Tuesday, October 19, 2010 5:22 PM EDT
Former judge sentenced in immigration fraud case
By Surojit Chatterjee
A former New York Supreme Court judge has been sentenced to two years in prison after being convicted of running an "immigration fraud mill."
Salvador Collazo, who ran a law practice in Bronx, was sentenced last week, by Southern District Judge Shira Scheindlin, to two years in prison for filing bogus green-card applications. The judge has called the fraud "predatory" in nature.
Last month, Dalia Preldakaj, Collazo's paralegal was sentenced to 6 and 1/2 years in prison.
In April 2010, a trial court had found Collazo and Preldakaj guilty of preparing hundreds of fraudulent applications for amnesty and other related immigration benefits on behalf of their immigration clients and then submitting those applications to the United States Department of Citizenship and Immigration Services (USCIS).

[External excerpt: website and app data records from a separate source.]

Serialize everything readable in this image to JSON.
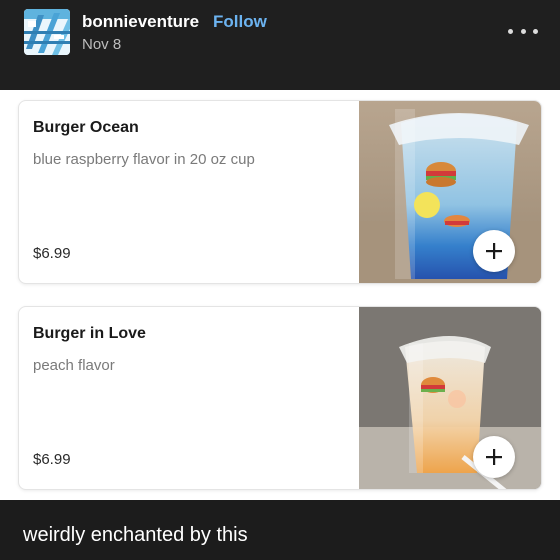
{
  "post": {
    "blog_name": "bonnieventure",
    "follow_label": "Follow",
    "date": "Nov 8",
    "caption": "weirdly enchanted by this"
  },
  "menu_items": [
    {
      "title": "Burger Ocean",
      "description": "blue raspberry flavor in 20 oz cup",
      "price": "$6.99",
      "photo_icon": "blue-drink-photo"
    },
    {
      "title": "Burger in Love",
      "description": "peach flavor",
      "price": "$6.99",
      "photo_icon": "peach-drink-photo"
    }
  ],
  "icons": {
    "more": "more-icon",
    "add": "plus-icon",
    "avatar": "water-slide-avatar"
  },
  "colors": {
    "background": "#1f1f1f",
    "follow_accent": "#6cb3f0",
    "text_primary": "#ffffff",
    "text_secondary": "#bdbdbd"
  }
}
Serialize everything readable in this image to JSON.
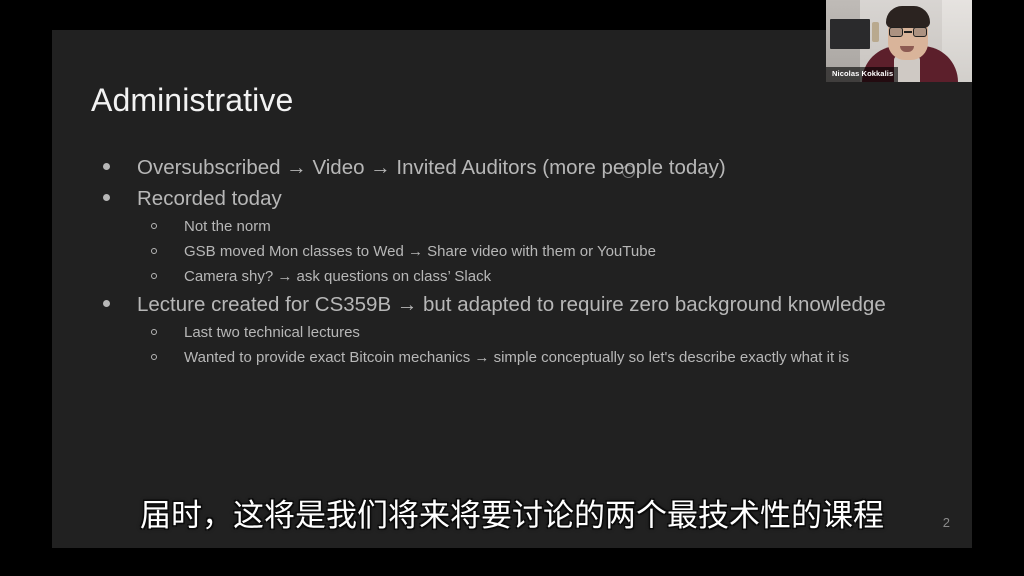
{
  "slide": {
    "title": "Administrative",
    "page_number": "2",
    "background_color": "#212121",
    "title_color": "#f2f2f2",
    "body_color": "#b7b7b7",
    "bullets": [
      {
        "level": 1,
        "marker": "filled-disc",
        "text": "Oversubscribed → Video → Invited Auditors (more people today)"
      },
      {
        "level": 1,
        "marker": "filled-disc",
        "text": "Recorded today"
      },
      {
        "level": 2,
        "marker": "hollow-circle",
        "text": "Not the norm"
      },
      {
        "level": 2,
        "marker": "hollow-circle",
        "text": "GSB moved Mon classes to Wed → Share video with them or YouTube"
      },
      {
        "level": 2,
        "marker": "hollow-circle",
        "text": "Camera shy? → ask questions on class’ Slack"
      },
      {
        "level": 1,
        "marker": "filled-disc",
        "text": "Lecture created for CS359B → but adapted to require zero background knowledge"
      },
      {
        "level": 2,
        "marker": "hollow-circle",
        "text": "Last two technical lectures"
      },
      {
        "level": 2,
        "marker": "hollow-circle",
        "text": "Wanted to provide exact Bitcoin mechanics → simple conceptually so let's describe exactly what it is"
      }
    ]
  },
  "webcam": {
    "participant_name": "Nicolas Kokkalis"
  },
  "subtitle": {
    "text": "届时，这将是我们将来将要讨论的两个最技术性的课程",
    "color": "#ffffff"
  }
}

An investigation led the U.S. Immigration and Customs Enforcement (ICE) to submit evidence that Collazo had falsely signed an amnesty application, under penalty of perjury, that he had personal knowledge of all of the information contained in the application, or that the information had been provided to him directly by the applicant, when in fact he did not and it had not.
Evidence submitted against Preldakaj showed that she charged clients exorbitant amount of money by falsely claiming they were fees charged by USCIS and depositing the illegal gains in nominee bank accounts that did not belong to her but which she controlled.

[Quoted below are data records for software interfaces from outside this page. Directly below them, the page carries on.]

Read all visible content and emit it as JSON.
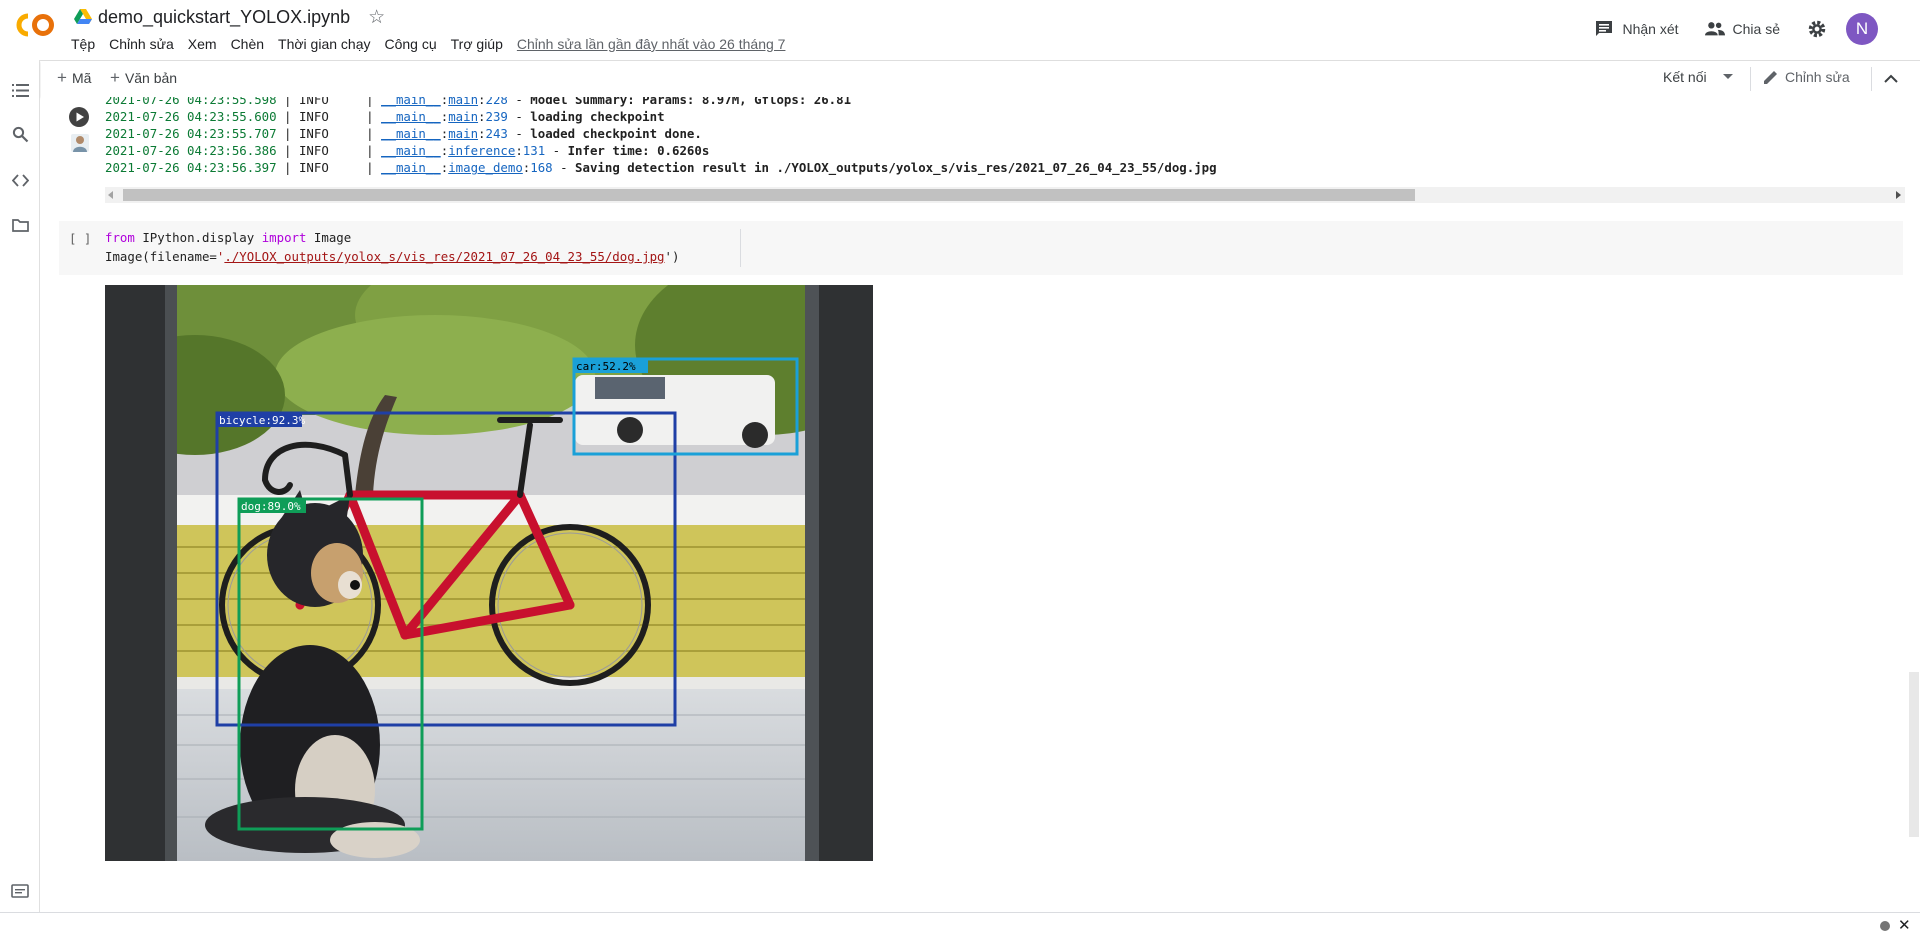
{
  "header": {
    "notebook_title": "demo_quickstart_YOLOX.ipynb",
    "logo_text": "CO",
    "menu": [
      "Tệp",
      "Chỉnh sửa",
      "Xem",
      "Chèn",
      "Thời gian chạy",
      "Công cụ",
      "Trợ giúp"
    ],
    "last_edit": "Chỉnh sửa lần gần đây nhất vào 26 tháng 7",
    "comments_label": "Nhận xét",
    "share_label": "Chia sẻ",
    "avatar_initial": "N",
    "avatar_color": "#7e57c2"
  },
  "toolbar": {
    "add_code_label": "Mã",
    "add_text_label": "Văn bản",
    "connect_label": "Kết nối",
    "edit_label": "Chỉnh sửa"
  },
  "output_log": [
    {
      "ts": "2021-07-26 04:23:55.598",
      "level": "INFO",
      "module": "__main__",
      "func": "main",
      "line": "228",
      "msg": "Model Summary: Params: 8.97M, Gflops: 26.81"
    },
    {
      "ts": "2021-07-26 04:23:55.600",
      "level": "INFO",
      "module": "__main__",
      "func": "main",
      "line": "239",
      "msg": "loading checkpoint"
    },
    {
      "ts": "2021-07-26 04:23:55.707",
      "level": "INFO",
      "module": "__main__",
      "func": "main",
      "line": "243",
      "msg": "loaded checkpoint done."
    },
    {
      "ts": "2021-07-26 04:23:56.386",
      "level": "INFO",
      "module": "__main__",
      "func": "inference",
      "line": "131",
      "msg": "Infer time: 0.6260s"
    },
    {
      "ts": "2021-07-26 04:23:56.397",
      "level": "INFO",
      "module": "__main__",
      "func": "image_demo",
      "line": "168",
      "msg": "Saving detection result in ./YOLOX_outputs/yolox_s/vis_res/2021_07_26_04_23_55/dog.jpg"
    }
  ],
  "code_cell": {
    "bracket": "[ ]",
    "line1": {
      "kw1": "from",
      "mod": "IPython.display",
      "kw2": "import",
      "name": "Image"
    },
    "line2": {
      "prefix": "Image(filename=",
      "quote": "'",
      "path": "./YOLOX_outputs/yolox_s/vis_res/2021_07_26_04_23_55/dog.jpg",
      "suffix": "')"
    }
  },
  "detections": [
    {
      "label": "bicycle:92.3%",
      "color": "#1f3fa6"
    },
    {
      "label": "dog:89.0%",
      "color": "#0f9d58"
    },
    {
      "label": "car:52.2%",
      "color": "#1aa0d8"
    }
  ]
}
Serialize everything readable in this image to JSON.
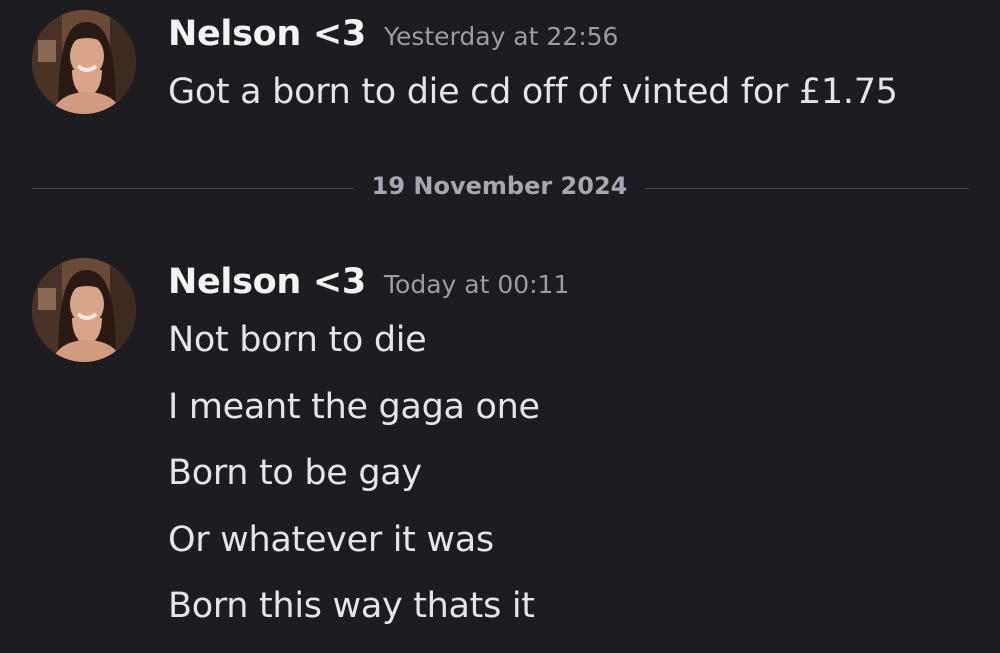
{
  "colors": {
    "background": "#1c1c21",
    "username": "#f2f3f5",
    "timestamp": "#9a9ca6",
    "message_text": "#e4e5e9",
    "divider": "#44464f"
  },
  "messages": [
    {
      "username": "Nelson <3",
      "timestamp": "Yesterday at 22:56",
      "avatar_icon": "user-avatar-icon",
      "lines": [
        "Got a born to die cd off of vinted for £1.75"
      ]
    },
    {
      "username": "Nelson <3",
      "timestamp": "Today at 00:11",
      "avatar_icon": "user-avatar-icon",
      "lines": [
        "Not born to die",
        "I meant the gaga one",
        "Born to be gay",
        "Or whatever it was",
        "Born this way thats it"
      ]
    }
  ],
  "date_divider": {
    "label": "19 November 2024"
  }
}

Preldakaj was also accused of witness tampering in August 2009 while she was on bail.
While Collazo was found guilty of one count each of conspiracy to commit immigration application fraud, immigration application fraud, and false statements, Preldakaj was found guilty of one count each of conspiracy to commit immigration application fraud, immigration application fraud, charging excessive fees in connection with immigration applications, money laundering, engaging in an unlawful monetary transaction, and witness tampering.
Collazo, who was elected to New York Civil Court in 1991 and was designated an acting New York Supreme Court justice two years later, was kicked off the bench in 1998 by the New York Court of Appeals for passing a lewd note to a court attorney about an intern's "knockers" and then later suggesting to the intern to remove her top despite knowing very well she wore nothing underneath.
The Supreme Court of the State of New York is the trial-level court of general jurisdiction in the state court system of New York.